We now have a balanced dataset with 33 minutes and 20 seconds of data for each label in training and 8 minutes and 20 seconds of test data.
You can create an impulse once the training is in place. An impulse takes raw data, cuts it into smaller windows, extracts features with signal processing blocks, and then classifies new data with a learning block. Signal processing blocks are used to make raw data easy to process by returning the same values for the same input, whereas learning blocks learn from previous experiences.
After some experimenting, we settled with the following parameters:
- Window Size = 2500 ms
- Window Increase = 1250 ms
We can build windows that overlap by setting a Window increase that is smaller than the Window size. Each overlapping window is a unique example of audio that conveys the sample's label, despite the fact that they may contain comparable data. We may make the most of the training data by employing overlapping windows.
Now, onto selecting blocks:
- Processing Block - Audio (MFE)
- Learning Block - Neural Network (Keras)
After exploring a few variations for the parameters of Mel-filter-bank energy features, we determined that the default values were the best.
The default values of the Neural Network model in the Edge Impulse studio gave the best results.

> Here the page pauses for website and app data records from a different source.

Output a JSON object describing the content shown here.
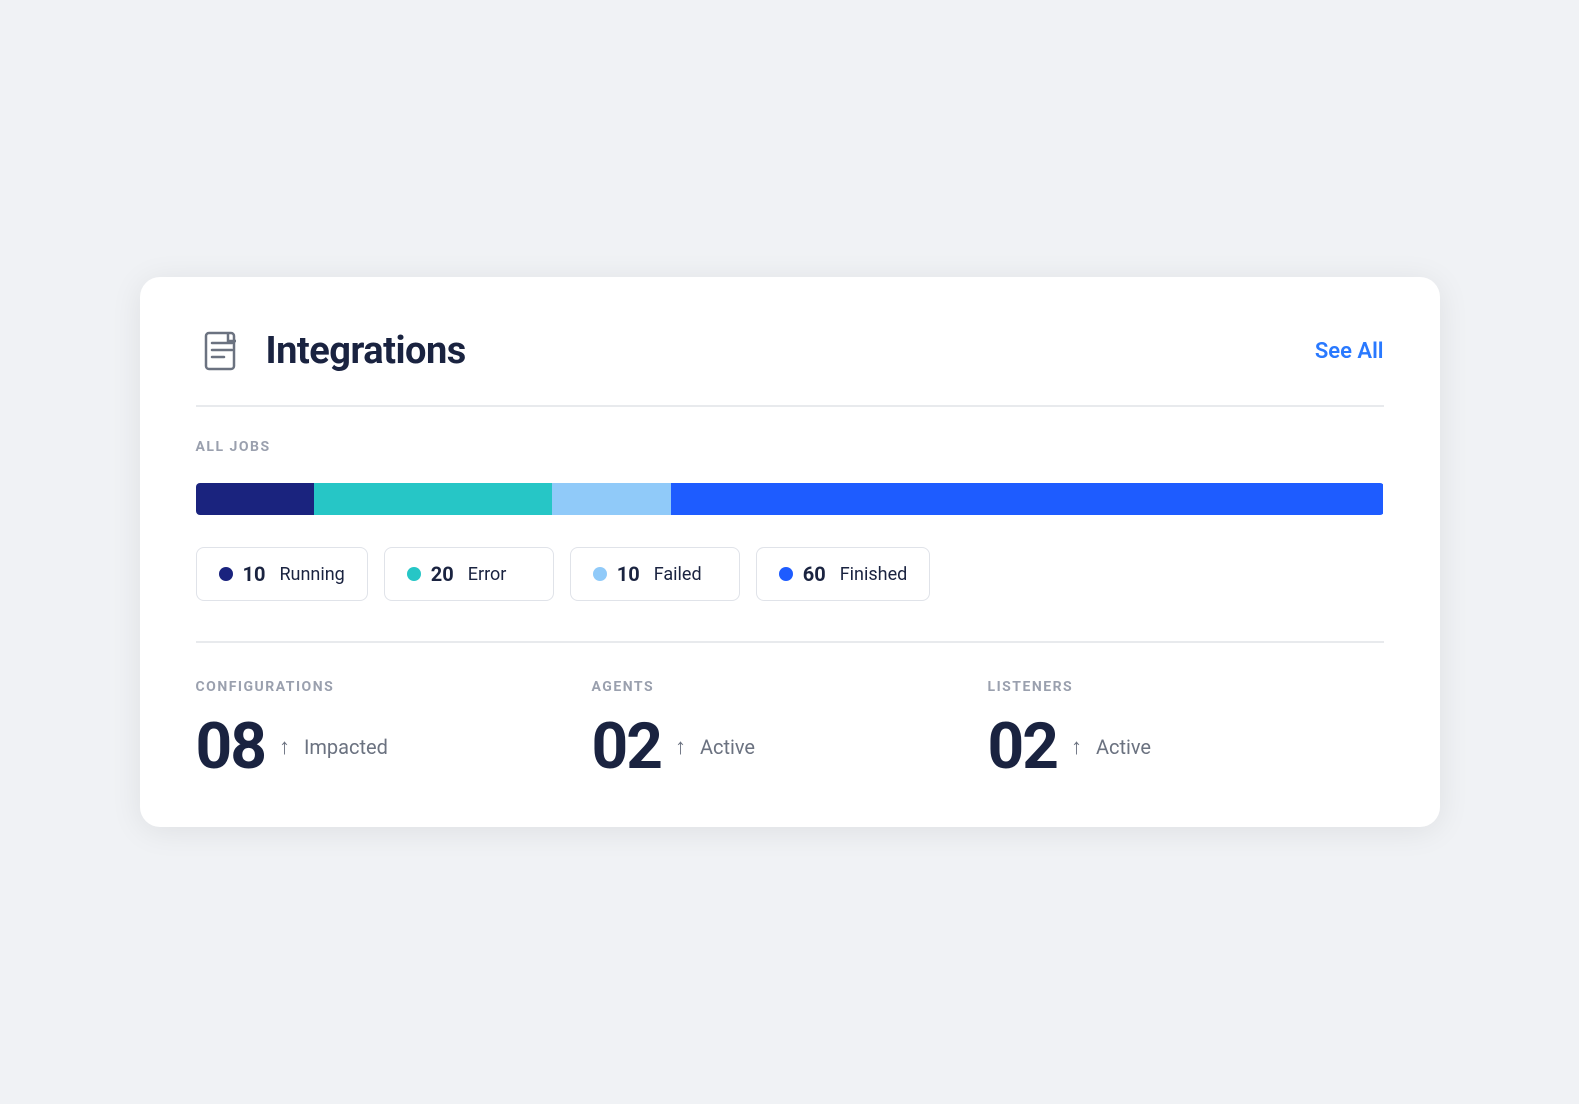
{
  "header": {
    "icon_label": "document-icon",
    "title": "Integrations",
    "see_all_label": "See All"
  },
  "all_jobs_section": {
    "label": "ALL JOBS",
    "progress_segments": [
      {
        "id": "running",
        "color": "#1a237e",
        "width_pct": 10
      },
      {
        "id": "error",
        "color": "#26c6c6",
        "width_pct": 20
      },
      {
        "id": "failed",
        "color": "#90caf9",
        "width_pct": 10
      },
      {
        "id": "finished",
        "color": "#1e5cff",
        "width_pct": 60
      }
    ],
    "legend": [
      {
        "id": "running",
        "dot_color": "#1a237e",
        "count": "10",
        "label": "Running"
      },
      {
        "id": "error",
        "dot_color": "#26c6c6",
        "count": "20",
        "label": "Error"
      },
      {
        "id": "failed",
        "dot_color": "#90caf9",
        "count": "10",
        "label": "Failed"
      },
      {
        "id": "finished",
        "dot_color": "#1e5cff",
        "count": "60",
        "label": "Finished"
      }
    ]
  },
  "stats": [
    {
      "id": "configurations",
      "label": "CONFIGURATIONS",
      "number": "08",
      "arrow": "↑",
      "text": "Impacted"
    },
    {
      "id": "agents",
      "label": "AGENTS",
      "number": "02",
      "arrow": "↑",
      "text": "Active"
    },
    {
      "id": "listeners",
      "label": "LISTENERS",
      "number": "02",
      "arrow": "↑",
      "text": "Active"
    }
  ]
}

To ensure that the model works as well on new and previously unseen data as it has for the training data, we can use the option of ‘Live classification’ provided by the studio.
Click on Live classification in the left-hand menu. Your device should show up in the 'Classify new data' panel. Capture 5 seconds of background noise by clicking Start sampling.

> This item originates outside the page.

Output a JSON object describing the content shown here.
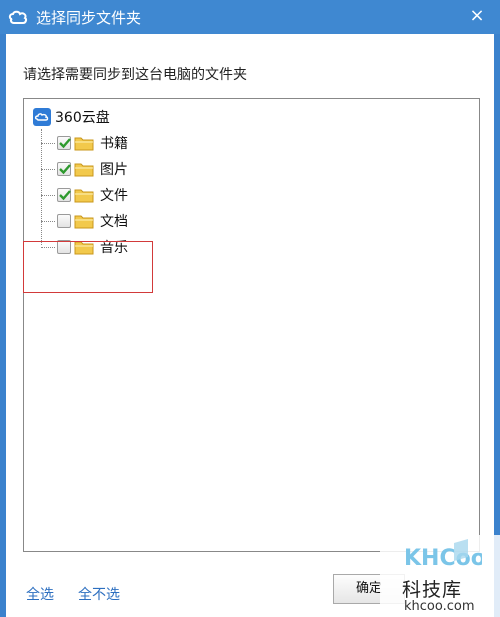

We performed live classification of data using both our smartphones as well as the Arduino Nano 33 BLE Sense.Model Testing
Every Edge Impulse project has a test dataset in addition to its training data. The test dataset is immediately saved with the samples taken in Live classification, and the Model testing page displays all of the test data.
To use the sample that was captured for testing, the expected outcome should be edited accordingly. Click the ⋮ icon and select Edit expected outcome, then enter the relevant label, as shown below.
Now, select the sample using the checkbox to the left of the table and click Classify selected.
We can observe that the model's accuracy has been rated based on the test data.Model troubleshooting
As expected, the performance of the model isn’t always great on the first attempt, which can be so due to several factors. Some of the modifications that can help to improve the accuracy of the model are:
- Scouring the dataset for anomalies/low-quality data.
- Change in parameters such as Window Size and Window Increase.
- Change in parameters of the learning and processing blocks. Or change the blocks if there is a more suitable one. (Example, switch between MFCC and MFE).
- Change in sample time.
- Adjustments in the number of epochs.
- Edge Impulse project> Deployment.
- Create the full library which contains the impulse and all external required libraries. Select Arduino library and click Build to create the library
- Download and extract the.zip file.
- Open the Arduino IDE > Choose Sketch > Include Library > Add.ZIP library.
- Find the folder (do not go inside the folder), and select Choose.
- Then, load an example by going to File > Examples > Project name - Edge Impulse > static_buffer.
The example application will now load the impulse.
This will run the signal processing pipeline, and then classify the outputDemo VideoEdge Impulse Public Project
The Bird sound classifier is available as a public project on Edge Impulse with all the data set and model. You can test it out for yourself.